X-ray powder methods
X-ray powder methods
Physical techniques used for the identification of substances, and for other types of analyses, principally for crystalline materials in the solid state. In these techniques, a monochromatic beam of x-rays is directed onto a polycrystalline (powder) specimen, producing a diffraction pattern that is recorded on film or with a diffractometer. This x-ray pattern is a fundamental and unique property resulting from the atomic arrangement of the diffracting substance. Different substances have different atomic arrangements or crystal structures, and hence no two chemically distinct substances give identical diffraction patterns. Identification may be made by comparing the pattern of the unknown substance with patterns of known substances in a manner analogous to the identification of people by their fingerprints. The analytical information is different from that obtained by chemical or spectrographic analysis. X-ray identification of chemical compounds indicates the constituent elements and shows how they are combined.

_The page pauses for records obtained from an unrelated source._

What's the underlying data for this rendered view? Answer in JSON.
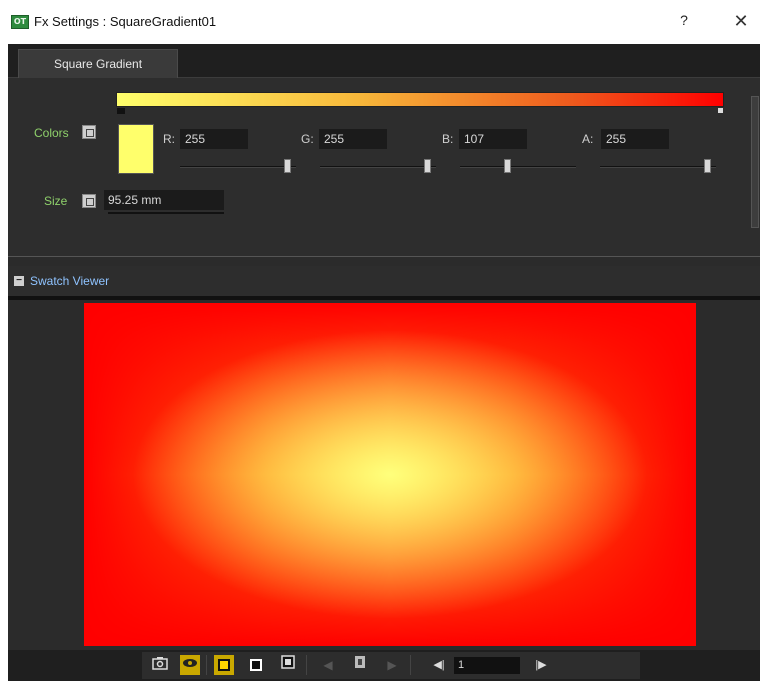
{
  "window": {
    "app_icon_text": "OT",
    "title": "Fx Settings : SquareGradient01",
    "help_glyph": "?",
    "close_glyph": "✕"
  },
  "tabs": [
    {
      "label": "Square Gradient",
      "active": true
    }
  ],
  "gradient": {
    "colors_label": "Colors",
    "start_color": "#ffff6b",
    "end_color": "#ff0000"
  },
  "color_channels": {
    "swatch_color": "#ffff6b",
    "r": {
      "label": "R:",
      "value": "255",
      "level": 1.0
    },
    "g": {
      "label": "G:",
      "value": "255",
      "level": 1.0
    },
    "b": {
      "label": "B:",
      "value": "107",
      "level": 0.42
    },
    "a": {
      "label": "A:",
      "value": "255",
      "level": 1.0
    }
  },
  "size": {
    "label": "Size",
    "value": "95.25 mm"
  },
  "swatch_viewer": {
    "collapse_glyph": "−",
    "title": "Swatch Viewer"
  },
  "toolbar": {
    "icons": [
      "camera-icon",
      "preview-eye-icon",
      "white-bg-icon",
      "black-bg-icon",
      "checker-bg-icon",
      "prev-arrow-icon",
      "keyframe-icon",
      "next-arrow-icon",
      "prev-frame-icon",
      "next-frame-icon"
    ],
    "prev_frame_glyph": "◀|",
    "next_frame_glyph": "|▶",
    "frame_value": "1",
    "accent": "#c9a800"
  },
  "colors": {
    "label_green": "#8fd16b",
    "viewer_title_blue": "#8fc3ff",
    "panel_bg": "#2b2b2b"
  }
}
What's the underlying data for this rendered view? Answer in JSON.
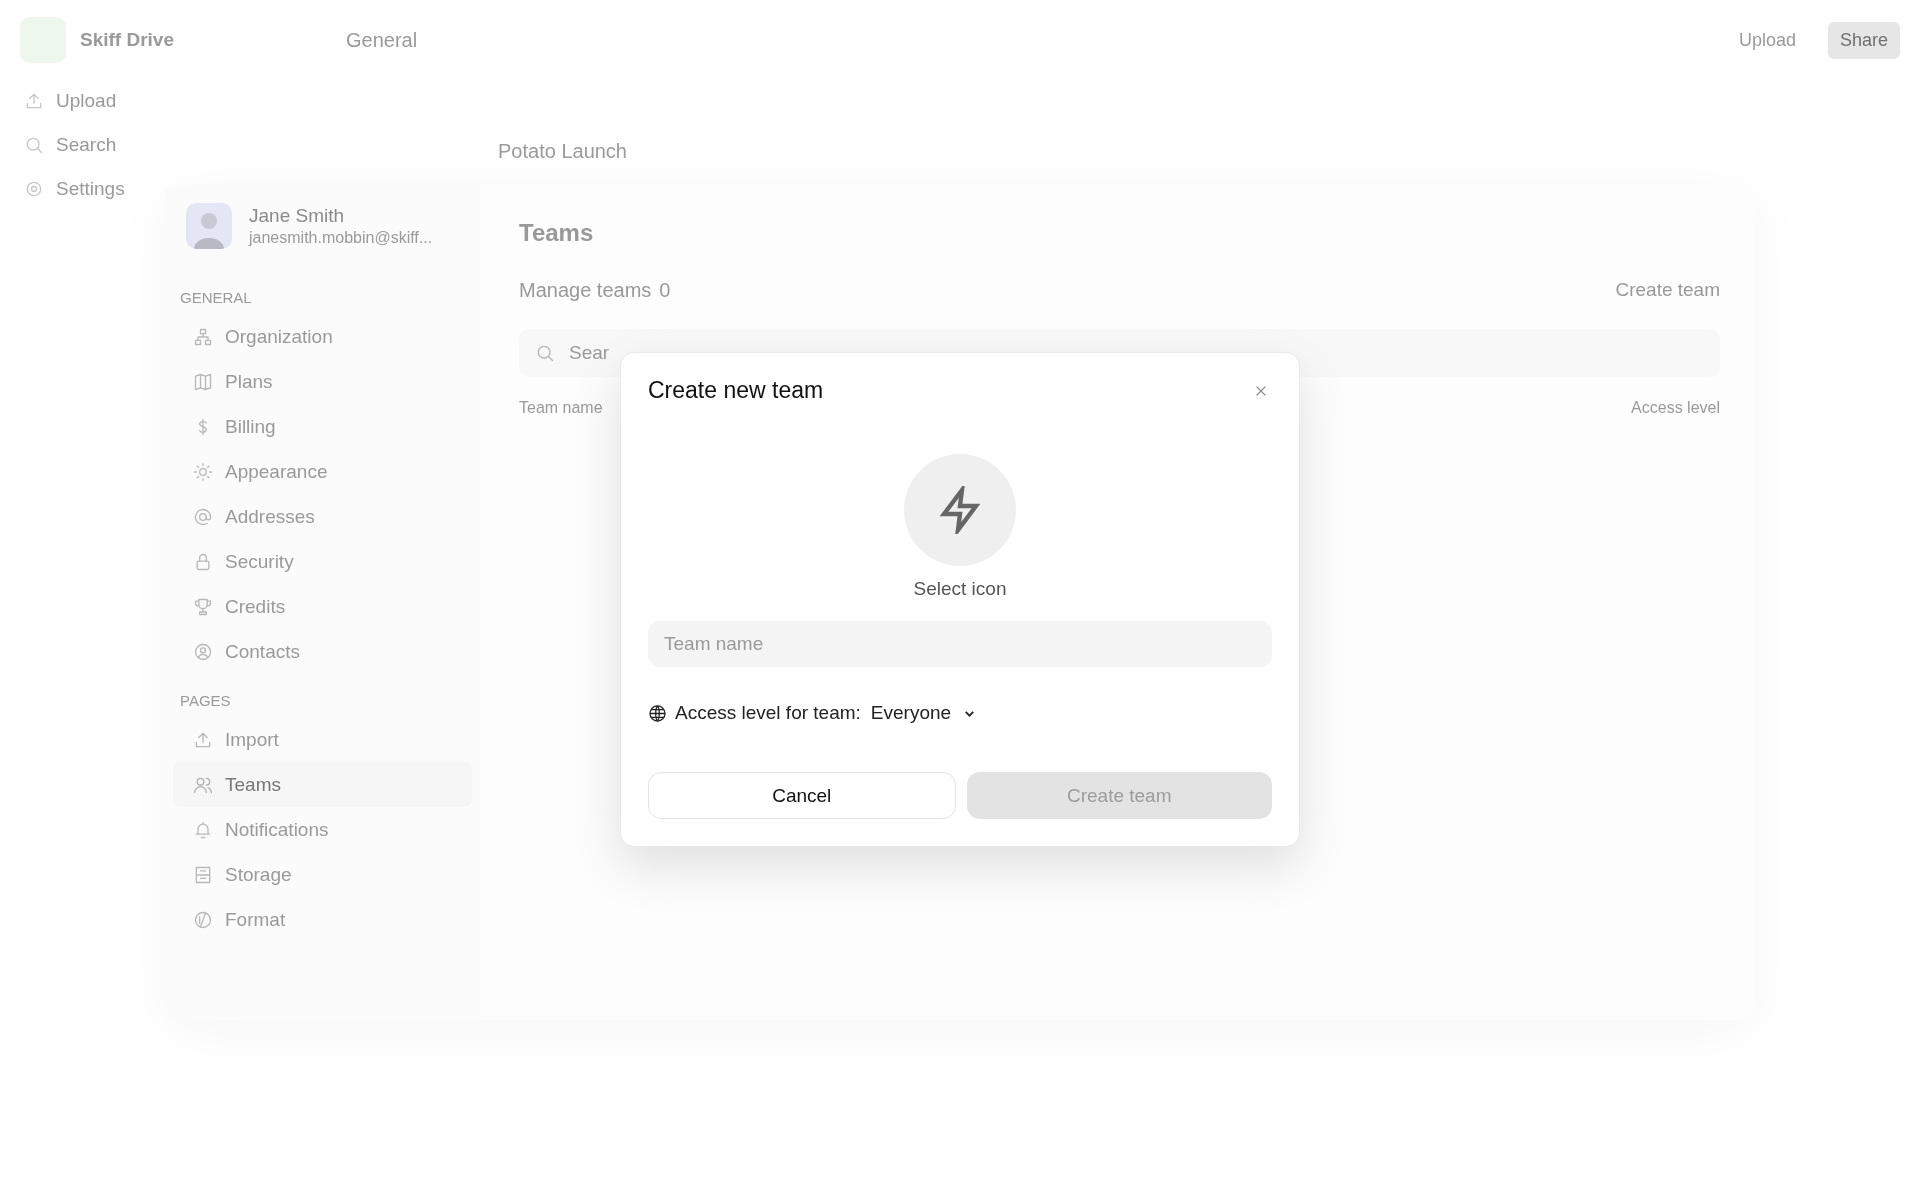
{
  "app": {
    "title": "Skiff Drive",
    "header": "General",
    "actions": [
      {
        "label": "Upload",
        "kind": "text"
      },
      {
        "label": "Share",
        "kind": "filled"
      }
    ],
    "sidebar": [
      {
        "label": "Upload"
      },
      {
        "label": "Search"
      },
      {
        "label": "Settings"
      }
    ],
    "folder": "Potato Launch"
  },
  "settings": {
    "user": {
      "name": "Jane Smith",
      "email": "janesmith.mobbin@skiff..."
    },
    "sections": [
      {
        "title": "GENERAL",
        "items": [
          {
            "label": "Organization",
            "selected": false
          },
          {
            "label": "Plans",
            "selected": false
          },
          {
            "label": "Billing",
            "selected": false
          },
          {
            "label": "Appearance",
            "selected": false
          },
          {
            "label": "Addresses",
            "selected": false
          },
          {
            "label": "Security",
            "selected": false
          },
          {
            "label": "Credits",
            "selected": false
          },
          {
            "label": "Contacts",
            "selected": false
          }
        ]
      },
      {
        "title": "PAGES",
        "items": [
          {
            "label": "Import",
            "selected": false
          },
          {
            "label": "Teams",
            "selected": true
          },
          {
            "label": "Notifications",
            "selected": false
          },
          {
            "label": "Storage",
            "selected": false
          },
          {
            "label": "Format",
            "selected": false
          }
        ]
      }
    ],
    "page": {
      "title": "Teams",
      "subtitle": "Manage teams",
      "count": "0",
      "action": "Create team",
      "search": {
        "placeholder": "Sear"
      },
      "columns": [
        "Team name",
        "Access level"
      ]
    }
  },
  "dialog": {
    "title": "Create new team",
    "icon_label": "Select icon",
    "name_field": {
      "placeholder": "Team name"
    },
    "access": {
      "label": "Access level for team:",
      "value": "Everyone"
    },
    "buttons": [
      {
        "label": "Cancel",
        "kind": "secondary",
        "disabled": false
      },
      {
        "label": "Create team",
        "kind": "primary",
        "disabled": true
      }
    ]
  }
}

The x-ray powder method is widely used in fundamental and applied research; for instance, it is used in the analysis of raw materials and finished products, in phase-diagram investigations, in following the course of solid-state chemical reactions, and in the study of minerals, ores, rocks, metals, chemicals, and many other types of material. The use of x-ray powder diffraction methods to determine the actual atomic arrangement, which has been important in the study of chemical bonds, crystal physics, and crystal chemistry, is described in related articles. See X-ray crystallography, X-ray diffraction
There are many types of powder diffractometer available ranging from simple laboratory instruments to versatile and complex instruments using a synchrotron source. Specialized instruments allow recording of diffraction patterns under nonambient conditions, including variable temperature, pressure, and atmosphere. Completely automated equipment for x-ray analysis is available. Most laboratory instruments consist of a high-voltage generator which provides stabilized voltage for the x-ray tube, so that the x-ray source intensity varies by less than 1%. A diffractometer goniometer is mounted on a table in front of the x-ray tube window. Electronic circuits use an x-ray detector to convert the diffracted x-ray photons to measurable voltage pulses, and to record the diffraction data.